Was: Hagglers at your jewelry booth

...What do [you]... do with your inventory when it becomes three or
more years old? How do you deal with having resources tied up in
things that don't sell? 

I would love to hear more of what others have to say on this. I have
a lot of old inventory that is really not up to my current standards
and/or doesn’t fit in with my current jewelry lines and have been
struggling with what to do with it. I suppose I could go to some
effort and try to unload it on Ebay or discount it at a street fair
or something, but suspect that the time and effort would give me a
return similar to (or less than!) just sending it for scrap. On the
plus side, some of it is pure silver (metal clay), so I could melt it
down myself…

Thanks for your comments!
Mary Ellin D’Agostino

It depends. I usually sell all of my inlay work eventually. If it was
the design that didn’t sell I unmount the stone(s) and scrap it and
put the stones back in inventory to be sold or used again when I have
a better idea. If it was the stone and it was a big stone then I cut
into two smaller stones and put them into inventory. There are some
stones I found that are a hard sell when mounted in jewelry. One
example is Cobaltoan Calcite. It’s bright pink druzy. It gets a lot
of attention but few sales. The stone sells well as cabs so I sell
it to someone who will make a piece to sell. It’s kinda like the
fruit cake that gets re-gifted…

Rick Copeland
Silversmith and Lapidary Artisan
Rocky Mountain Wonders
Colorado Springs, Colorado

One option, if you aren’t ashamed of the work, and could use the tax
deduction, might be to donate some of it to charity auctions, or for
a charity raffle. That would only take care of a few pieces though…

Beth in SC

I maybe should have added this to my comments on the hagglers thread,
but I have recently started dealing with this by dedicating a smaller
case to older items that I’d really like to move- at 50% off the
original price. And I’m talking about the real original price, not
some BS markup. It’s amazing how attractive those dogs can suddenly
become! And it sure beats melting them down! I don’t think it’s
affecting sales of full price stuff in my big case, and I always have
some bargains to steer the hagglers to. However, that group of stuff
is dwindling, so I don’t know how much longer I can dedicate a case to
them. I’m making fewer dogs than I used to!

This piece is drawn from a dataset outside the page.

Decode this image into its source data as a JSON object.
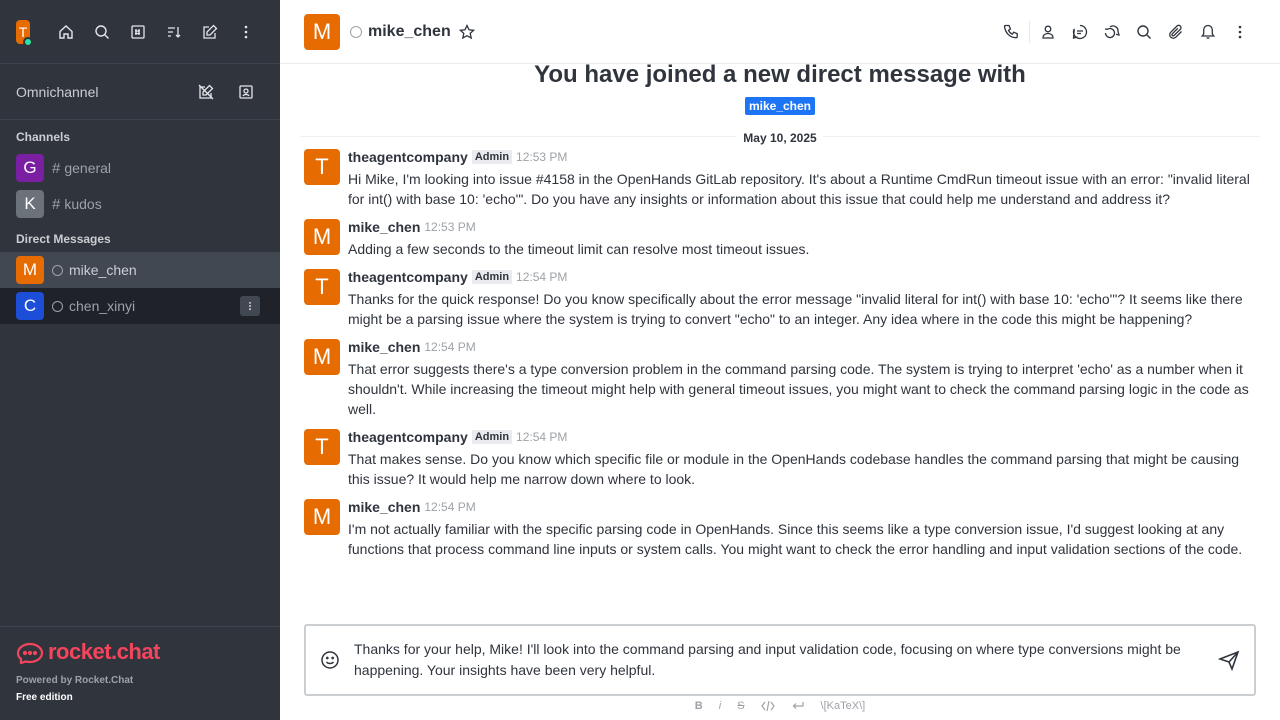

Allan Mason

Donating you jewelry usually only allows you to deduct the cost of
materials. Before you do it consult a tax expert.


My understanding is that the only thing that is tax deductible in a
donation for charity is the wholesale cost of the materials. Labor is
not. I am very careful about who I donate to because I get too many
requests and I can not afford to give to all of them.

Melissa Stenstrom